Work required
Among the entries below, copy every line that carries the word "Level".

______

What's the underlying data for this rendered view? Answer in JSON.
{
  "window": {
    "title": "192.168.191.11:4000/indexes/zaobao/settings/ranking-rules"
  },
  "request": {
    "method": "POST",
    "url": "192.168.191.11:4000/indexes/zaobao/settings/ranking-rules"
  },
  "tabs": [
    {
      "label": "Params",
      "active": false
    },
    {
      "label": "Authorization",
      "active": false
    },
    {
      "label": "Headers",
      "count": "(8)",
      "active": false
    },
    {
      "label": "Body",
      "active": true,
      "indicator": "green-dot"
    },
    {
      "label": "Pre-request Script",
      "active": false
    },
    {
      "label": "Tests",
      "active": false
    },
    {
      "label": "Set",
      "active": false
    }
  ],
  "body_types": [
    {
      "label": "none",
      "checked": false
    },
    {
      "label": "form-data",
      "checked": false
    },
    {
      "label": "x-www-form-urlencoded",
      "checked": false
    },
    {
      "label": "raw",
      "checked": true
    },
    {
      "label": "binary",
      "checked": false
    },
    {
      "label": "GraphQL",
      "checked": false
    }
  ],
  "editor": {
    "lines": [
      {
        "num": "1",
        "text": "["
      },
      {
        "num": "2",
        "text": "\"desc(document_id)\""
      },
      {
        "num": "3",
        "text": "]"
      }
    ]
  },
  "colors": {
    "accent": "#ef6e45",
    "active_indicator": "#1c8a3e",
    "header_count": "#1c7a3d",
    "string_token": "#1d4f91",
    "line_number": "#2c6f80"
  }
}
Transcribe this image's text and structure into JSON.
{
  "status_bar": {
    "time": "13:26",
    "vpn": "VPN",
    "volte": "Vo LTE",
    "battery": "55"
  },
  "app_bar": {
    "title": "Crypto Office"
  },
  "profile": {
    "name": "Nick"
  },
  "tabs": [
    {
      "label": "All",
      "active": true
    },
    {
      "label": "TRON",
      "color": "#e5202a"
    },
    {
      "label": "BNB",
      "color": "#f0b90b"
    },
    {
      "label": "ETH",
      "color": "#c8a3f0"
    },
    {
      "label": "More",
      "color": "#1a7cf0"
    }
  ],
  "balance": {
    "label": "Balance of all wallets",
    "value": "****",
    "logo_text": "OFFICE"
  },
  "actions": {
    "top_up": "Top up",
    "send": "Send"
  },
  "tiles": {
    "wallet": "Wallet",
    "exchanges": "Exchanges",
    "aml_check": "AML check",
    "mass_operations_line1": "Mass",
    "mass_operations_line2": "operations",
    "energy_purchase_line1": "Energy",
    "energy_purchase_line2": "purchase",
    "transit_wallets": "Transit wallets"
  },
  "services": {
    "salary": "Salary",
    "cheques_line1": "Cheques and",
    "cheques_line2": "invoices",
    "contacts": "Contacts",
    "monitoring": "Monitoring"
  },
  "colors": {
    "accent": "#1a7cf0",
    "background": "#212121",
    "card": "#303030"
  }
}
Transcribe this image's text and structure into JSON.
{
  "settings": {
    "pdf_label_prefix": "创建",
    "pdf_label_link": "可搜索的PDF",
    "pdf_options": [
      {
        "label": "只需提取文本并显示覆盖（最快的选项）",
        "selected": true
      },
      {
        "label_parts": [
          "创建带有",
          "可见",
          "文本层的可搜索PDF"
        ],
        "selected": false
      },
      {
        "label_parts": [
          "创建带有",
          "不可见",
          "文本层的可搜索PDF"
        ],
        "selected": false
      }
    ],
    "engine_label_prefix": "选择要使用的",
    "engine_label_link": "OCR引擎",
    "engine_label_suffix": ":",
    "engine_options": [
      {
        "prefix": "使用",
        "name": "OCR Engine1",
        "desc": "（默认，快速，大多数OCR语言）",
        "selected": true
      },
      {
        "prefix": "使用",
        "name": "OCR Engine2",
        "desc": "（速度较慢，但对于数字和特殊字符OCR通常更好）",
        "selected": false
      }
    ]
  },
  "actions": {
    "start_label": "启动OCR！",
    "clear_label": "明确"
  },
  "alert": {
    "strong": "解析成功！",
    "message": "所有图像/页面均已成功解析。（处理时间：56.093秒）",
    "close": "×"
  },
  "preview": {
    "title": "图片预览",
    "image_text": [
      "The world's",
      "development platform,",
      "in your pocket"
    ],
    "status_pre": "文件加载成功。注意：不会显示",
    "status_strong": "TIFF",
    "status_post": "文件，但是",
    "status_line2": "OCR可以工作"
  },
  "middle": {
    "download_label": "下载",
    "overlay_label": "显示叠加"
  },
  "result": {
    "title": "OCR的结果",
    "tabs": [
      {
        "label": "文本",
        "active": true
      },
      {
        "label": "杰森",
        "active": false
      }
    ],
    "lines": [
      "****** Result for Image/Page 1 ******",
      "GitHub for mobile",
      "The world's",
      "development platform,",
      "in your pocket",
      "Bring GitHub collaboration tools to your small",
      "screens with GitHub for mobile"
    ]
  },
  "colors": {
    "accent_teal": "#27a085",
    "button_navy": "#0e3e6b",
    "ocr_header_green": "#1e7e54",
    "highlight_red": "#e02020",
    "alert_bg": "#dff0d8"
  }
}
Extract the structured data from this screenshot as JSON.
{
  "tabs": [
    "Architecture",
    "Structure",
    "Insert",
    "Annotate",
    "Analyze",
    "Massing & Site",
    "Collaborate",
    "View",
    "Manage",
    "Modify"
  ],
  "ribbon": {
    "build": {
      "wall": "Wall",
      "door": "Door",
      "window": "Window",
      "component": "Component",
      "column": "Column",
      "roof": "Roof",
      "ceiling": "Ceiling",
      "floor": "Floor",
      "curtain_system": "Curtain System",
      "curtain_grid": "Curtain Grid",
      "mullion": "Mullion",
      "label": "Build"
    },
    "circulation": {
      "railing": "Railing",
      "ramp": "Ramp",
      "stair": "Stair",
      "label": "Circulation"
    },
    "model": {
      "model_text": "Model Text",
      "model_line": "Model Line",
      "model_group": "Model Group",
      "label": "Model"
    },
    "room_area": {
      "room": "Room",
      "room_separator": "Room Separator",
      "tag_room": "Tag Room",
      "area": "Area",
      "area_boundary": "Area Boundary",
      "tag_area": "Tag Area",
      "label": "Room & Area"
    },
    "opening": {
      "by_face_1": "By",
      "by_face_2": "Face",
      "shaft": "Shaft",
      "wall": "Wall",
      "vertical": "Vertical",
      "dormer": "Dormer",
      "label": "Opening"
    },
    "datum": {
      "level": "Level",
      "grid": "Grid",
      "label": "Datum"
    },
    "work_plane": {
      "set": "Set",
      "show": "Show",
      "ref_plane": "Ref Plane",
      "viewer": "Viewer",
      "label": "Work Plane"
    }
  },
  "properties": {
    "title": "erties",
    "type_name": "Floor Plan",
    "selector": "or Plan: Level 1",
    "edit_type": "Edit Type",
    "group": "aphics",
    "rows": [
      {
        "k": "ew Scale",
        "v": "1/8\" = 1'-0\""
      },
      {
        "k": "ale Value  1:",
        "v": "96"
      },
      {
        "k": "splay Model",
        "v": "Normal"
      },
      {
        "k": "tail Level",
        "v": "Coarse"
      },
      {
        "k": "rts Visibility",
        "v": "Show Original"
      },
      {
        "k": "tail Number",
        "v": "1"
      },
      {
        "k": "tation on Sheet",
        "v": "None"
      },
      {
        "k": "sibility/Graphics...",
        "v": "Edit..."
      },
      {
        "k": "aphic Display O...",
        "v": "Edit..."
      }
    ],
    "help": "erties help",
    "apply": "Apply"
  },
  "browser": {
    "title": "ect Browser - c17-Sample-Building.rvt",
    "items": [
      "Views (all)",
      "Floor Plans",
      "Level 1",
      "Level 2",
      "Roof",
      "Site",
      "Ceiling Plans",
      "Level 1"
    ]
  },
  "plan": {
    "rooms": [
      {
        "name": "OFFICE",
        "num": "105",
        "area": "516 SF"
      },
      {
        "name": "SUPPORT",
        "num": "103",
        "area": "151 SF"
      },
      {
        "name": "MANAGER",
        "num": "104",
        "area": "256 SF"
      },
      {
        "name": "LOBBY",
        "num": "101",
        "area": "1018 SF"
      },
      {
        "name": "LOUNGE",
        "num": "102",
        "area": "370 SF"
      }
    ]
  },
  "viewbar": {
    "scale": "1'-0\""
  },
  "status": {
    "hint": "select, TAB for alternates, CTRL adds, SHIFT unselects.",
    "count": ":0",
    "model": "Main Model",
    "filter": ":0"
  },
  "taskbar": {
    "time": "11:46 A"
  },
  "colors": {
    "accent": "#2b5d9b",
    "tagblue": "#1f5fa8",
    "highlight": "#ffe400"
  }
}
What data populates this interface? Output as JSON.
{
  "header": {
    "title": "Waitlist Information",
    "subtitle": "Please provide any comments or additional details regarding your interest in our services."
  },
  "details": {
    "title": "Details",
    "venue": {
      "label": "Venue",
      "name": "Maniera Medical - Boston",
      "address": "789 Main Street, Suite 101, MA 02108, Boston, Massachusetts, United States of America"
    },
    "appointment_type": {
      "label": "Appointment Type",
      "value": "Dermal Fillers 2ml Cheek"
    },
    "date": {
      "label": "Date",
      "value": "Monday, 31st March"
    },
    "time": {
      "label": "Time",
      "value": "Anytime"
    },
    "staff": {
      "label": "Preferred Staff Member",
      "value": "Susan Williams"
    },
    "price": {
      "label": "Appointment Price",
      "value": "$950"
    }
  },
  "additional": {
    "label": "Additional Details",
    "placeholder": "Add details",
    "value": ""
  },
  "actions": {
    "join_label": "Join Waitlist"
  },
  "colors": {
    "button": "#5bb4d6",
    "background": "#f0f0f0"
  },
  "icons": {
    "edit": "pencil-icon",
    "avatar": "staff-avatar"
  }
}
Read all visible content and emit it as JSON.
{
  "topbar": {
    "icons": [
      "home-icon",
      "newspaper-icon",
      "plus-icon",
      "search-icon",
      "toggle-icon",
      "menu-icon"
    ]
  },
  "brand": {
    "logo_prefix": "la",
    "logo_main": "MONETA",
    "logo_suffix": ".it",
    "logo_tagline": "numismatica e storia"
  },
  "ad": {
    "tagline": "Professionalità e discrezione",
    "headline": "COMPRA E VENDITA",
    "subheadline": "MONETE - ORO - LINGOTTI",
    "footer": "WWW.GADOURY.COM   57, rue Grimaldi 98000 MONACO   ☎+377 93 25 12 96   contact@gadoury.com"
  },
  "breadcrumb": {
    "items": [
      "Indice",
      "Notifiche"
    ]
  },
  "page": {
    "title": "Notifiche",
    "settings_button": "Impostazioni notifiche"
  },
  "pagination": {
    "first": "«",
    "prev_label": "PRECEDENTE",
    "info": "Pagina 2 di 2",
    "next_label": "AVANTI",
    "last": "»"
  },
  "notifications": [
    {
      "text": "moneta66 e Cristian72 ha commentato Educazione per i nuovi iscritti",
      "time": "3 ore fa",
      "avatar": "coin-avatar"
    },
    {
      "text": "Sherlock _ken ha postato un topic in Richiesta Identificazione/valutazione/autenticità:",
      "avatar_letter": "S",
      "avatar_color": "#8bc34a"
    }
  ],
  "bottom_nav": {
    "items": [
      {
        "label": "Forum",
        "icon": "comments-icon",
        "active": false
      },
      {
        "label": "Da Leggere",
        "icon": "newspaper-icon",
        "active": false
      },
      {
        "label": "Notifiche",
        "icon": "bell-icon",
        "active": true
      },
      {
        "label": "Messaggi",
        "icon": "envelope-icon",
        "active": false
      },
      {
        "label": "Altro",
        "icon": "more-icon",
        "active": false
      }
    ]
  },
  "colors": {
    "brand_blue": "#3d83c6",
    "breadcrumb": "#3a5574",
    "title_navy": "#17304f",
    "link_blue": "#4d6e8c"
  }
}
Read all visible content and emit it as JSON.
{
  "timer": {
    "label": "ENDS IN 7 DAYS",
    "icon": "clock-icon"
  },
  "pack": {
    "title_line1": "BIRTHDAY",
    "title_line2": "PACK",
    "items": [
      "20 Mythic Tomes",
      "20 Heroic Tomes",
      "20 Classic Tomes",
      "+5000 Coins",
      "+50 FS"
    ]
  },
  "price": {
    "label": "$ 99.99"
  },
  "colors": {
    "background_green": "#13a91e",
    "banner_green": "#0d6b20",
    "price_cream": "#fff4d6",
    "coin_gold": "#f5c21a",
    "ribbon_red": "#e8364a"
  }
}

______

Solution below
      "level": "Level",
    "selector": "or Plan: Level 1",
        "k": "tail Level",
      "Level 1",
      "Level 2",
      "Level 1"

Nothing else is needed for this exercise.